• Goal of the exercise: What you return should match the data word for word, minus the images.

• Source information:
Start of Block

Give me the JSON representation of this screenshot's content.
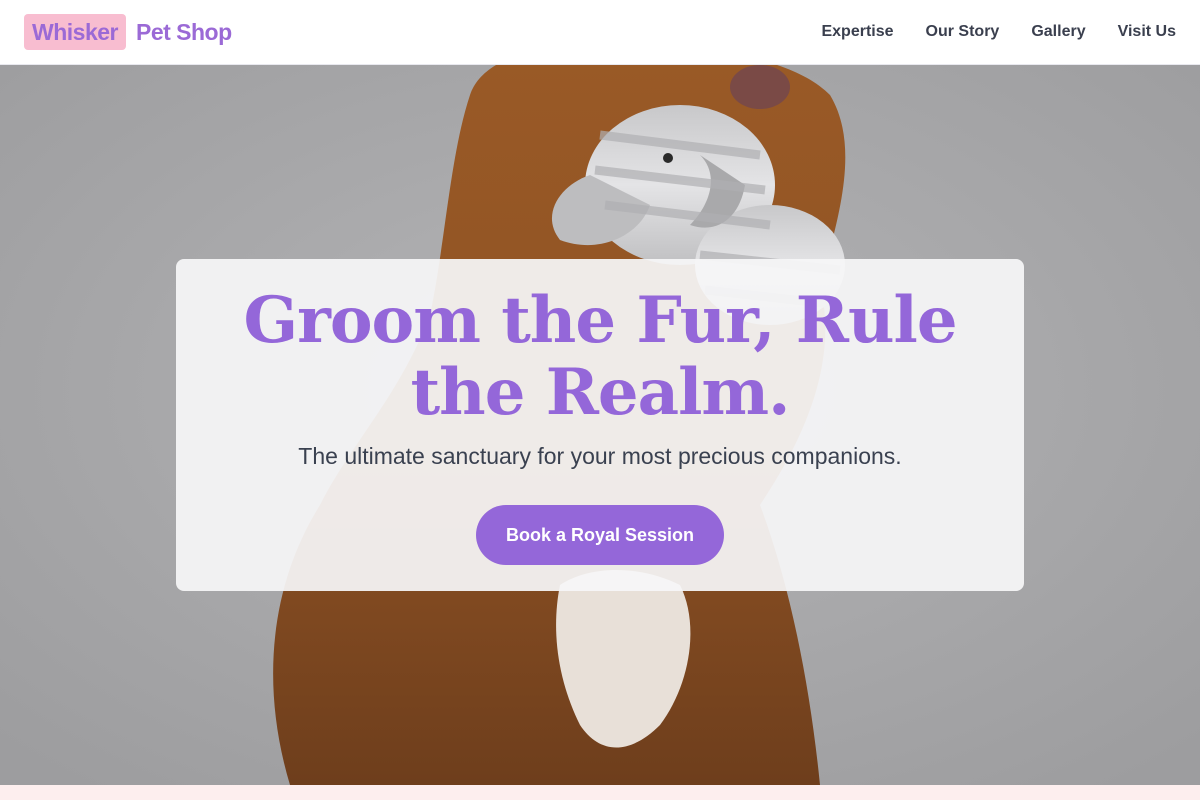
{
  "brand": {
    "badge": "Whisker",
    "rest": "Pet Shop"
  },
  "nav": [
    {
      "label": "Expertise"
    },
    {
      "label": "Our Story"
    },
    {
      "label": "Gallery"
    },
    {
      "label": "Visit Us"
    }
  ],
  "hero": {
    "title": "Groom the Fur, Rule the Realm.",
    "subtitle": "The ultimate sanctuary for your most precious companions.",
    "cta": "Book a Royal Session"
  },
  "colors": {
    "accent": "#9467d9",
    "brand_badge_bg": "#f8bdd0",
    "nav_text": "#3a3f4e",
    "hero_bg": "#a8a8aa"
  },
  "icons": {
    "hero_image": "dog-with-plush-elephant-photo"
  }
}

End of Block

• Your solution:
Give me the JSON representation of this screenshot's content.
{
  "brand": {
    "badge": "Whisker",
    "rest": "Pet Shop"
  },
  "nav": [
    {
      "label": "Expertise"
    },
    {
      "label": "Our Story"
    },
    {
      "label": "Gallery"
    },
    {
      "label": "Visit Us"
    }
  ],
  "hero": {
    "title": "Groom the Fur, Rule the Realm.",
    "subtitle": "The ultimate sanctuary for your most precious companions.",
    "cta": "Book a Royal Session"
  },
  "colors": {
    "accent": "#9467d9",
    "brand_badge_bg": "#f8bdd0",
    "nav_text": "#3a3f4e",
    "hero_bg": "#a8a8aa"
  },
  "icons": {
    "hero_image": "dog-with-plush-elephant-photo"
  }
}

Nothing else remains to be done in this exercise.